→ **Task details**
The expected result is a word-for-word copy of the entries, minus any pictures.
Materials provided section start
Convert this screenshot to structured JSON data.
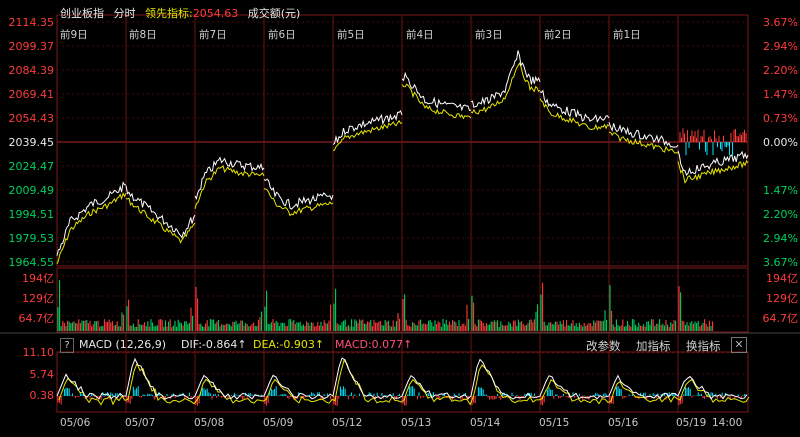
{
  "header": {
    "index_name": "创业板指",
    "chart_type": "分时",
    "leading_indicator_label": "领先指标:",
    "leading_indicator_value": "2054.63",
    "volume_label": "成交额(元)"
  },
  "price_axis": {
    "left": [
      "2114.35",
      "2099.37",
      "2084.39",
      "2069.41",
      "2054.43",
      "2039.45",
      "2024.47",
      "2009.49",
      "1994.51",
      "1979.53",
      "1964.55"
    ],
    "right": [
      "3.67%",
      "2.94%",
      "2.20%",
      "1.47%",
      "0.73%",
      "0.00%",
      "1.47%",
      "2.20%",
      "2.94%",
      "3.67%"
    ],
    "right_colors": [
      "#ff3b3b",
      "#ff3b3b",
      "#ff3b3b",
      "#ff3b3b",
      "#ff3b3b",
      "#e8e8e8",
      "#00d060",
      "#00d060",
      "#00d060",
      "#00d060"
    ]
  },
  "day_labels": [
    "前9日",
    "前8日",
    "前7日",
    "前6日",
    "前5日",
    "前4日",
    "前3日",
    "前2日",
    "前1日"
  ],
  "volume_axis": {
    "left": [
      "194亿",
      "129亿",
      "64.7亿"
    ],
    "right": [
      "194亿",
      "129亿",
      "64.7亿"
    ]
  },
  "macd": {
    "help": "?",
    "title": "MACD (12,26,9)",
    "dif": "DIF:-0.864↑",
    "dea": "DEA:-0.903↑",
    "macd": "MACD:0.077↑",
    "axis": [
      "11.10",
      "5.74",
      "0.38"
    ],
    "tools": [
      "改参数",
      "加指标",
      "换指标"
    ],
    "close": "✕"
  },
  "x_labels": [
    "05/06",
    "05/07",
    "05/08",
    "05/09",
    "05/12",
    "05/13",
    "05/14",
    "05/15",
    "05/16",
    "05/19",
    "14:00"
  ],
  "colors": {
    "up": "#ff3b3b",
    "down": "#00d060",
    "price": "#ffffff",
    "avg": "#e6e600",
    "grid": "#5a1010",
    "frame": "#7a1a1a",
    "cyan": "#00e5ff"
  }
}
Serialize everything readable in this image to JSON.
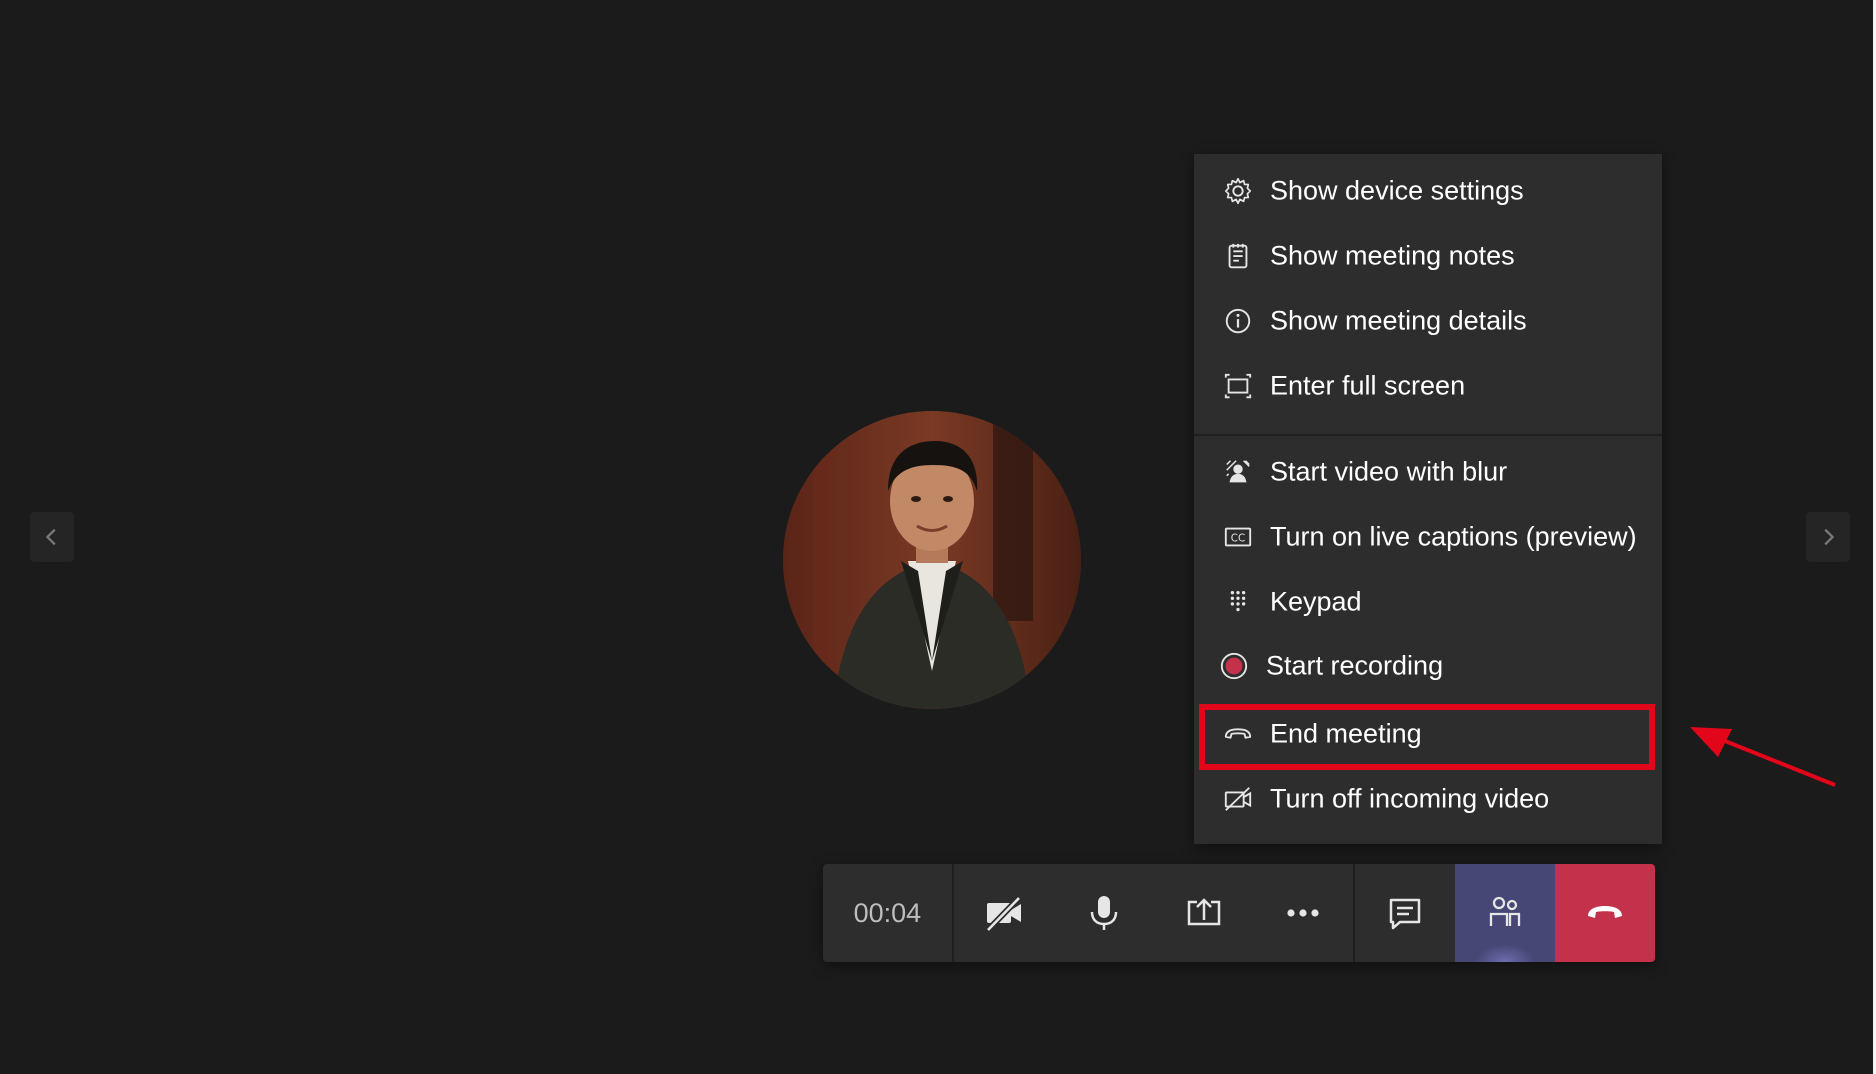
{
  "toolbar": {
    "timer": "00:04",
    "buttons": [
      {
        "name": "camera-off-button",
        "icon": "video-off-icon"
      },
      {
        "name": "mic-button",
        "icon": "microphone-icon"
      },
      {
        "name": "share-button",
        "icon": "share-screen-icon"
      },
      {
        "name": "more-actions-button",
        "icon": "more-horizontal-icon"
      },
      {
        "name": "chat-button",
        "icon": "chat-icon"
      },
      {
        "name": "participants-button",
        "icon": "people-icon"
      },
      {
        "name": "hang-up-button",
        "icon": "phone-hangup-icon"
      }
    ]
  },
  "menu": {
    "items": [
      {
        "label": "Show device settings",
        "icon": "gear-icon"
      },
      {
        "label": "Show meeting notes",
        "icon": "notes-icon"
      },
      {
        "label": "Show meeting details",
        "icon": "info-icon"
      },
      {
        "label": "Enter full screen",
        "icon": "fullscreen-icon"
      },
      {
        "label": "Start video with blur",
        "icon": "blur-background-icon"
      },
      {
        "label": "Turn on live captions (preview)",
        "icon": "cc-icon"
      },
      {
        "label": "Keypad",
        "icon": "keypad-icon"
      },
      {
        "label": "Start recording",
        "icon": "record-icon"
      },
      {
        "label": "End meeting",
        "icon": "end-call-icon"
      },
      {
        "label": "Turn off incoming video",
        "icon": "incoming-video-off-icon"
      }
    ],
    "highlighted_item": "End meeting"
  },
  "colors": {
    "background": "#1b1b1b",
    "panel": "#2d2d2d",
    "accent": "#464775",
    "hangup": "#c4314b",
    "record": "#c4314b",
    "annotation": "#e3061b"
  }
}
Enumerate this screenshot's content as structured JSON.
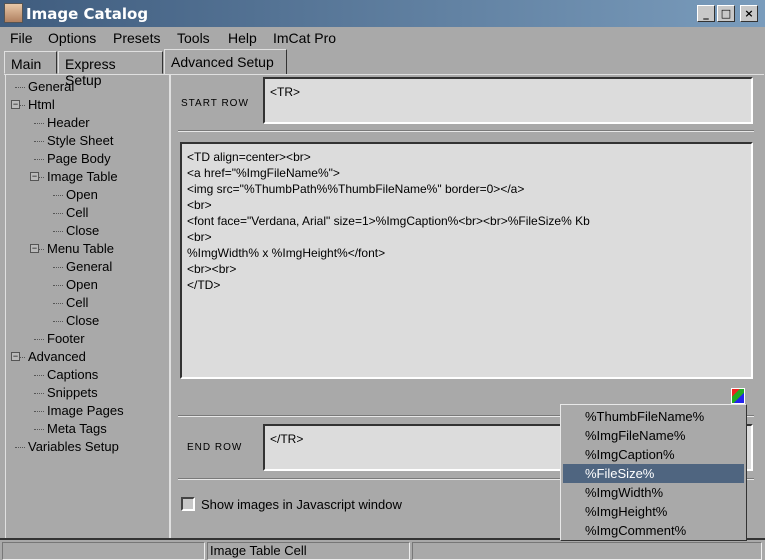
{
  "window": {
    "title": "Image Catalog",
    "controls": [
      "_",
      "□",
      "×"
    ]
  },
  "menu": [
    "File",
    "Options",
    "Presets",
    "Tools",
    "Help",
    "ImCat Pro"
  ],
  "tabs": [
    "Main",
    "Express Setup",
    "Advanced Setup"
  ],
  "tree": [
    {
      "label": "General",
      "level": 0
    },
    {
      "label": "Html",
      "level": 0,
      "expanded": true
    },
    {
      "label": "Header",
      "level": 1
    },
    {
      "label": "Style Sheet",
      "level": 1
    },
    {
      "label": "Page Body",
      "level": 1
    },
    {
      "label": "Image Table",
      "level": 1,
      "expanded": true
    },
    {
      "label": "Open",
      "level": 2
    },
    {
      "label": "Cell",
      "level": 2
    },
    {
      "label": "Close",
      "level": 2
    },
    {
      "label": "Menu Table",
      "level": 1,
      "expanded": true
    },
    {
      "label": "General",
      "level": 2
    },
    {
      "label": "Open",
      "level": 2
    },
    {
      "label": "Cell",
      "level": 2
    },
    {
      "label": "Close",
      "level": 2
    },
    {
      "label": "Footer",
      "level": 1
    },
    {
      "label": "Advanced",
      "level": 0,
      "expanded": true
    },
    {
      "label": "Captions",
      "level": 1
    },
    {
      "label": "Snippets",
      "level": 1
    },
    {
      "label": "Image Pages",
      "level": 1
    },
    {
      "label": "Meta Tags",
      "level": 1
    },
    {
      "label": "Variables Setup",
      "level": 0
    }
  ],
  "start_row": {
    "label": "START ROW",
    "value": "<TR>"
  },
  "cell_html": "<TD align=center><br>\n<a href=\"%ImgFileName%\">\n<img src=\"%ThumbPath%%ThumbFileName%\" border=0></a>\n<br>\n<font face=\"Verdana, Arial\" size=1>%ImgCaption%<br><br>%FileSize% Kb\n<br>\n%ImgWidth% x %ImgHeight%</font>\n<br><br>\n</TD>",
  "end_row": {
    "label": "END ROW",
    "value": "</TR>"
  },
  "checkbox": {
    "label": "Show images in Javascript window",
    "checked": false
  },
  "variables_menu": {
    "items": [
      "%ThumbFileName%",
      "%ImgFileName%",
      "%ImgCaption%",
      "%FileSize%",
      "%ImgWidth%",
      "%ImgHeight%",
      "%ImgComment%"
    ],
    "selected": "%FileSize%"
  },
  "status": [
    "",
    "Image Table Cell",
    ""
  ]
}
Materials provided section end
→ **Answer to this exercise**
Convert this screenshot to structured JSON data.
{
  "header": {
    "index_name": "创业板指",
    "chart_type": "分时",
    "leading_indicator_label": "领先指标:",
    "leading_indicator_value": "2054.63",
    "volume_label": "成交额(元)"
  },
  "price_axis": {
    "left": [
      "2114.35",
      "2099.37",
      "2084.39",
      "2069.41",
      "2054.43",
      "2039.45",
      "2024.47",
      "2009.49",
      "1994.51",
      "1979.53",
      "1964.55"
    ],
    "right": [
      "3.67%",
      "2.94%",
      "2.20%",
      "1.47%",
      "0.73%",
      "0.00%",
      "1.47%",
      "2.20%",
      "2.94%",
      "3.67%"
    ],
    "right_colors": [
      "#ff3b3b",
      "#ff3b3b",
      "#ff3b3b",
      "#ff3b3b",
      "#ff3b3b",
      "#e8e8e8",
      "#00d060",
      "#00d060",
      "#00d060",
      "#00d060"
    ]
  },
  "day_labels": [
    "前9日",
    "前8日",
    "前7日",
    "前6日",
    "前5日",
    "前4日",
    "前3日",
    "前2日",
    "前1日"
  ],
  "volume_axis": {
    "left": [
      "194亿",
      "129亿",
      "64.7亿"
    ],
    "right": [
      "194亿",
      "129亿",
      "64.7亿"
    ]
  },
  "macd": {
    "help": "?",
    "title": "MACD (12,26,9)",
    "dif": "DIF:-0.864↑",
    "dea": "DEA:-0.903↑",
    "macd": "MACD:0.077↑",
    "axis": [
      "11.10",
      "5.74",
      "0.38"
    ],
    "tools": [
      "改参数",
      "加指标",
      "换指标"
    ],
    "close": "✕"
  },
  "x_labels": [
    "05/06",
    "05/07",
    "05/08",
    "05/09",
    "05/12",
    "05/13",
    "05/14",
    "05/15",
    "05/16",
    "05/19",
    "14:00"
  ],
  "colors": {
    "up": "#ff3b3b",
    "down": "#00d060",
    "price": "#ffffff",
    "avg": "#e6e600",
    "grid": "#5a1010",
    "frame": "#7a1a1a",
    "cyan": "#00e5ff"
  }
}
Serialize everything readable in this image to JSON.
{
  "toolbar": {
    "timer": "00:04",
    "buttons": [
      {
        "name": "camera-off-button",
        "icon": "video-off-icon"
      },
      {
        "name": "mic-button",
        "icon": "microphone-icon"
      },
      {
        "name": "share-button",
        "icon": "share-screen-icon"
      },
      {
        "name": "more-actions-button",
        "icon": "more-horizontal-icon"
      },
      {
        "name": "chat-button",
        "icon": "chat-icon"
      },
      {
        "name": "participants-button",
        "icon": "people-icon"
      },
      {
        "name": "hang-up-button",
        "icon": "phone-hangup-icon"
      }
    ]
  },
  "menu": {
    "items": [
      {
        "label": "Show device settings",
        "icon": "gear-icon"
      },
      {
        "label": "Show meeting notes",
        "icon": "notes-icon"
      },
      {
        "label": "Show meeting details",
        "icon": "info-icon"
      },
      {
        "label": "Enter full screen",
        "icon": "fullscreen-icon"
      },
      {
        "label": "Start video with blur",
        "icon": "blur-background-icon"
      },
      {
        "label": "Turn on live captions (preview)",
        "icon": "cc-icon"
      },
      {
        "label": "Keypad",
        "icon": "keypad-icon"
      },
      {
        "label": "Start recording",
        "icon": "record-icon"
      },
      {
        "label": "End meeting",
        "icon": "end-call-icon"
      },
      {
        "label": "Turn off incoming video",
        "icon": "incoming-video-off-icon"
      }
    ],
    "highlighted_item": "End meeting"
  },
  "colors": {
    "background": "#1b1b1b",
    "panel": "#2d2d2d",
    "accent": "#464775",
    "hangup": "#c4314b",
    "record": "#c4314b",
    "annotation": "#e3061b"
  }
}
Enumerate this screenshot's content as structured JSON.
{
  "window": {
    "title": "Image Catalog",
    "controls": [
      "_",
      "□",
      "×"
    ]
  },
  "menu": [
    "File",
    "Options",
    "Presets",
    "Tools",
    "Help",
    "ImCat Pro"
  ],
  "tabs": [
    "Main",
    "Express Setup",
    "Advanced Setup"
  ],
  "tree": [
    {
      "label": "General",
      "level": 0
    },
    {
      "label": "Html",
      "level": 0,
      "expanded": true
    },
    {
      "label": "Header",
      "level": 1
    },
    {
      "label": "Style Sheet",
      "level": 1
    },
    {
      "label": "Page Body",
      "level": 1
    },
    {
      "label": "Image Table",
      "level": 1,
      "expanded": true
    },
    {
      "label": "Open",
      "level": 2
    },
    {
      "label": "Cell",
      "level": 2
    },
    {
      "label": "Close",
      "level": 2
    },
    {
      "label": "Menu Table",
      "level": 1,
      "expanded": true
    },
    {
      "label": "General",
      "level": 2
    },
    {
      "label": "Open",
      "level": 2
    },
    {
      "label": "Cell",
      "level": 2
    },
    {
      "label": "Close",
      "level": 2
    },
    {
      "label": "Footer",
      "level": 1
    },
    {
      "label": "Advanced",
      "level": 0,
      "expanded": true
    },
    {
      "label": "Captions",
      "level": 1
    },
    {
      "label": "Snippets",
      "level": 1
    },
    {
      "label": "Image Pages",
      "level": 1
    },
    {
      "label": "Meta Tags",
      "level": 1
    },
    {
      "label": "Variables Setup",
      "level": 0
    }
  ],
  "start_row": {
    "label": "START ROW",
    "value": "<TR>"
  },
  "cell_html": "<TD align=center><br>\n<a href=\"%ImgFileName%\">\n<img src=\"%ThumbPath%%ThumbFileName%\" border=0></a>\n<br>\n<font face=\"Verdana, Arial\" size=1>%ImgCaption%<br><br>%FileSize% Kb\n<br>\n%ImgWidth% x %ImgHeight%</font>\n<br><br>\n</TD>",
  "end_row": {
    "label": "END ROW",
    "value": "</TR>"
  },
  "checkbox": {
    "label": "Show images in Javascript window",
    "checked": false
  },
  "variables_menu": {
    "items": [
      "%ThumbFileName%",
      "%ImgFileName%",
      "%ImgCaption%",
      "%FileSize%",
      "%ImgWidth%",
      "%ImgHeight%",
      "%ImgComment%"
    ],
    "selected": "%FileSize%"
  },
  "status": [
    "",
    "Image Table Cell",
    ""
  ]
}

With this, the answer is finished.